Attached to the key document is an exhibit listing 109 complaints received by CDI. Each entry shows the consumer's first name, the initial of the consumer's last name, in some instances the alleged violations of California law, and a brief description of the violations. Also attached to the key document is a notice of defense, a statement to respondent, and the texts of the relevant California statutes.

General Observations
In recent years I received emails from several Accordia/Athene policyholders telling me about their problems. I had not written squarely on the subject, and I was not able to help them. By coincidence, I saw the CDI announcement while I was working on a generalized post about servicing problems faced by universal life policyholders. I stopped working on that post in order to work on the CDI regulatory action taken against Accordia and Athene.

Regular readers of my blog are aware of my longstanding efforts to obtain information about the use of LPSs, especially those based in Iowa. Until I saw the CDI action, I was not aware of the connection between those LPSs and the situation involving Accordia and Athene. Among the entities about which I have written are Cape Verity I, Cape Verity II, Cape Verity III, and Tapioca View, LLC.

Another aspect I found interesting was the transfer of policies from Athene to Accordia. I wrote many articles in The Insurance Forum about policy transfers, and devoted Chapter 23 of my 2015 book, The Insurance Forum: A Memoir, to that subject.

I sympathize with those who purchased policies from companies such as Aviva USA, AmerUs Life, Athene, and Accordia. Those persons paid premiums in good faith. However, they are now in limbo with no information about the status of their policies, no way to learn what premiums they need to pay, and no way to access the benefits of their policies.

The sort of administrative problems that prompted the CDI action may be extremely difficult or even impossible to solve. Yet those types of problems are to be expected when private equity firms are allowed to acquire the long-term obligations of insurance companies in an effort to earn short-term profits for the benefit of their investors. I think state insurance regulators are aware of insurance company acquisitions by private equity firms. In my opinion, however, state insurance statutes have been drafted by the insurance industry in such a way as to force regulators to approve such acquisitions.

Available Material
I wrote about the regulatory situation in Iowa in numerous blog posts.

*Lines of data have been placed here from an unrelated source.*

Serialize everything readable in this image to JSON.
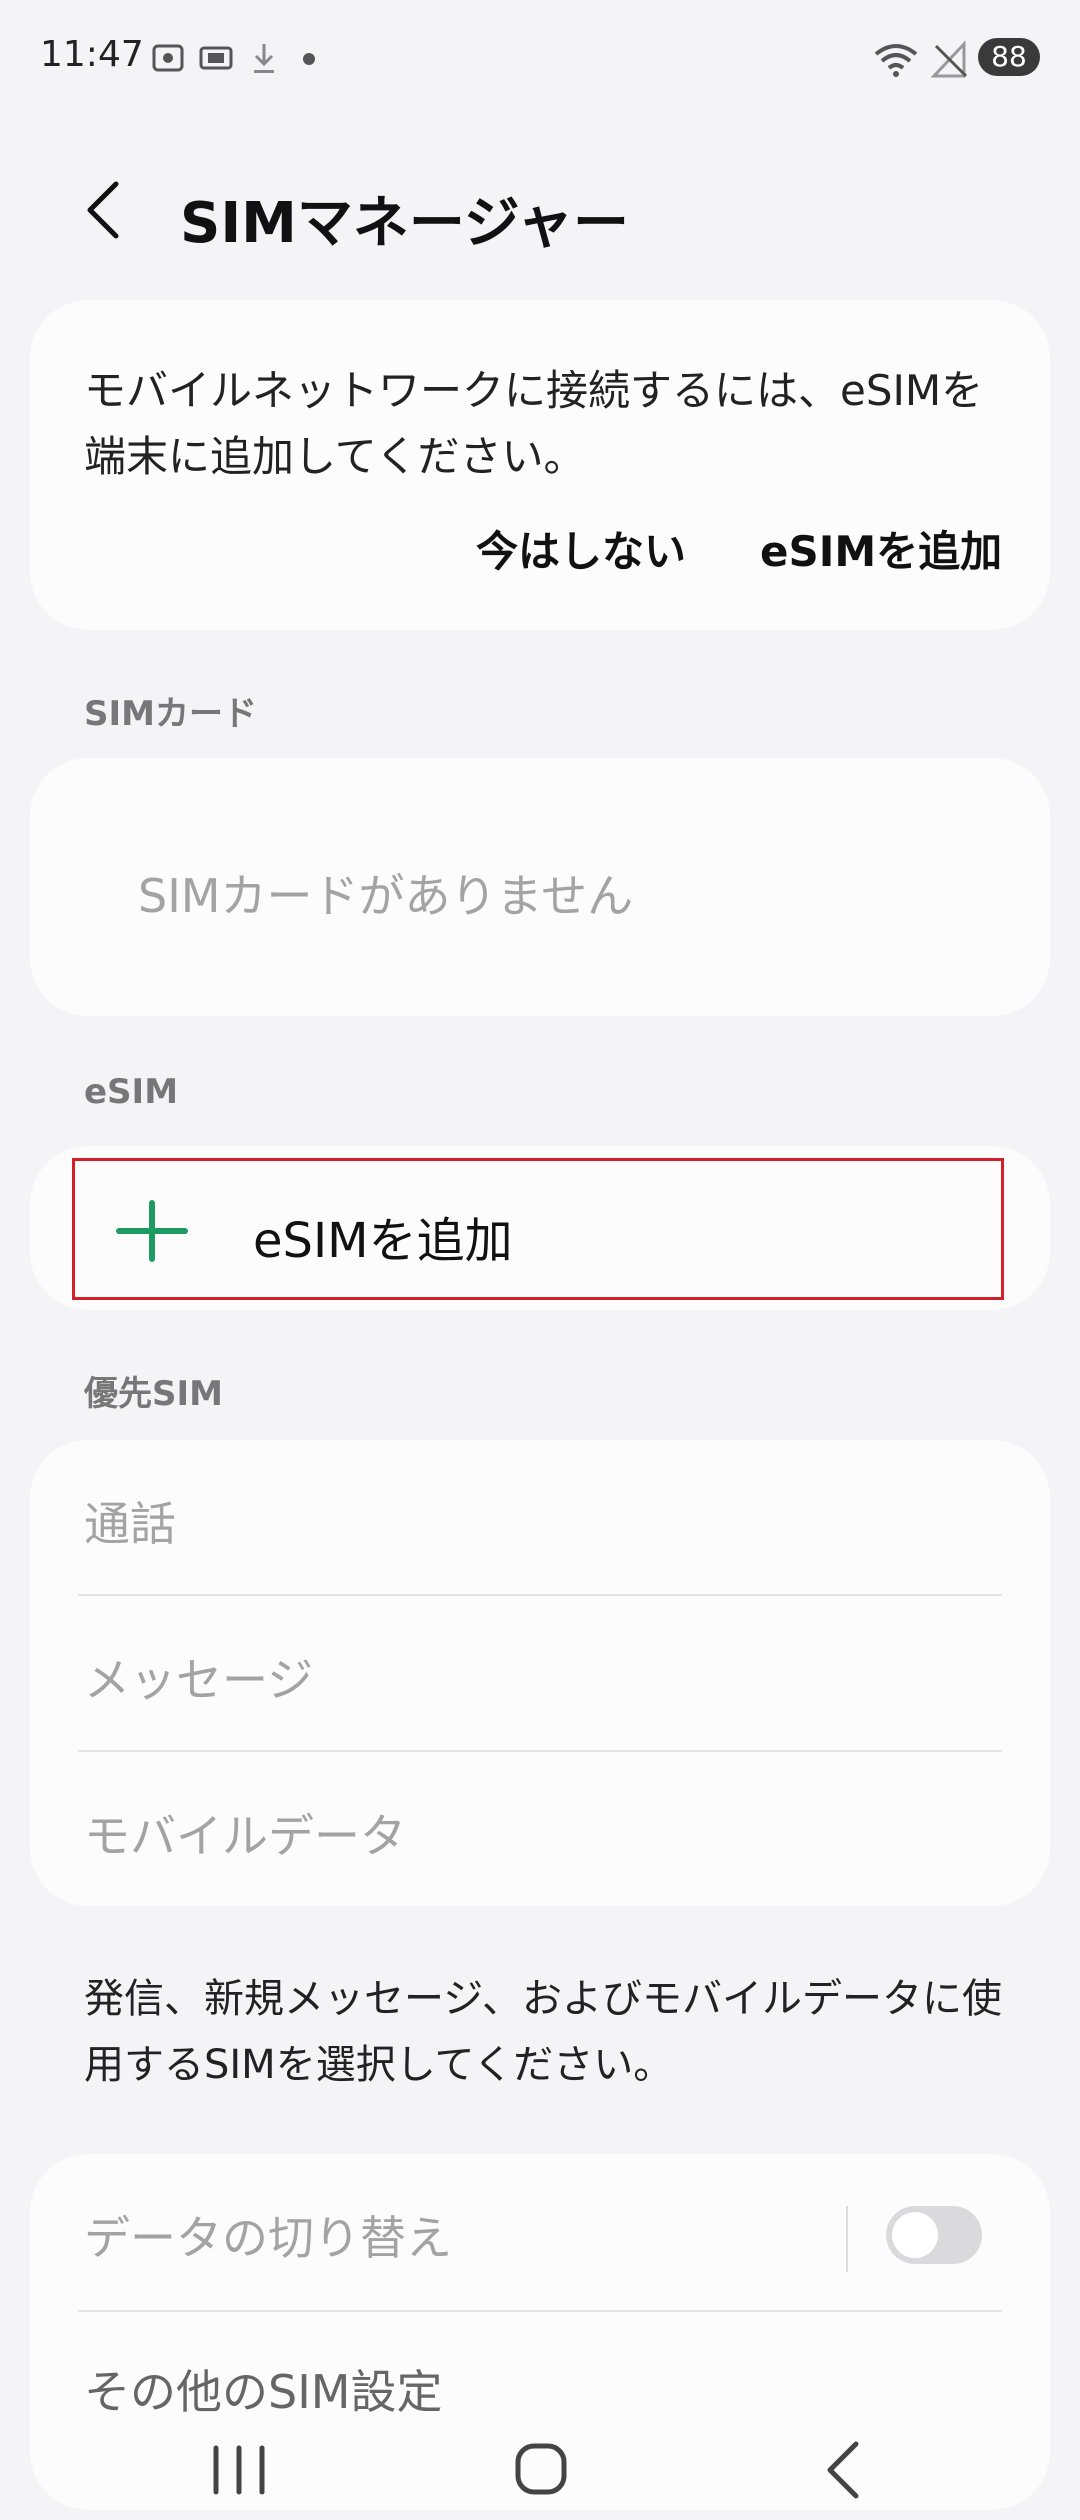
{
  "status_bar": {
    "time": "11:47",
    "battery": "88",
    "icons": [
      "screenshot-icon",
      "screen-record-icon",
      "download-icon",
      "dot-icon",
      "wifi-icon",
      "no-signal-icon"
    ]
  },
  "header": {
    "title": "SIMマネージャー"
  },
  "notice": {
    "message": "モバイルネットワークに接続するには、eSIMを端末に追加してください。",
    "dismiss_label": "今はしない",
    "add_label": "eSIMを追加"
  },
  "sim_section": {
    "label": "SIMカード",
    "empty_text": "SIMカードがありません"
  },
  "esim_section": {
    "label": "eSIM",
    "add_label": "eSIMを追加",
    "accent": "#1e9a63"
  },
  "preferred_section": {
    "label": "優先SIM",
    "items": [
      "通話",
      "メッセージ",
      "モバイルデータ"
    ],
    "note": "発信、新規メッセージ、およびモバイルデータに使用するSIMを選択してください。"
  },
  "settings": {
    "data_switch_label": "データの切り替え",
    "data_switch_on": false,
    "more_settings_label": "その他のSIM設定"
  },
  "nav": {
    "icons": [
      "recent-apps-icon",
      "home-icon",
      "back-nav-icon"
    ]
  }
}
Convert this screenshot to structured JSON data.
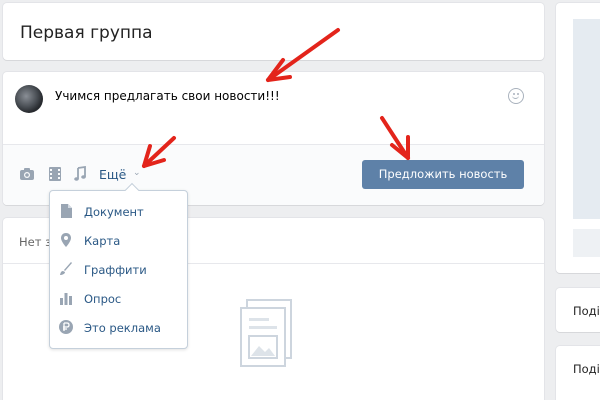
{
  "page": {
    "group_title": "Первая группа"
  },
  "composer": {
    "post_text": "Учимся предлагать свои новости!!!",
    "more_label": "Ещё",
    "suggest_button": "Предложить новость"
  },
  "attach_menu": {
    "items": [
      {
        "label": "Документ",
        "icon": "document-icon"
      },
      {
        "label": "Карта",
        "icon": "map-pin-icon"
      },
      {
        "label": "Граффити",
        "icon": "brush-icon"
      },
      {
        "label": "Опрос",
        "icon": "poll-icon"
      },
      {
        "label": "Это реклама",
        "icon": "ruble-icon"
      }
    ]
  },
  "posts": {
    "empty_text": "Нет з"
  },
  "right_column": {
    "label1": "Поді",
    "label2": "Поді"
  },
  "colors": {
    "accent": "#5e81a8",
    "link": "#2a5885",
    "annotation_arrow": "#e3241b"
  }
}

Five of them are available at the following links: No. 44 (April 22, 2014), No. 71 (November 6, 2014), No. 72 (November 12, 2014), No. 73 (November 19, 2014), and No. 109 (July 13, 2015). I offered complimentary packages of material in each of those posts, and the packages are still available.

Now I offer a complimentary 27-page PDF consisting of the CDI press release (1 page) and the entire key document (26 pages). Email and ask for the June 2018 package about the California/Accordia/Athene case.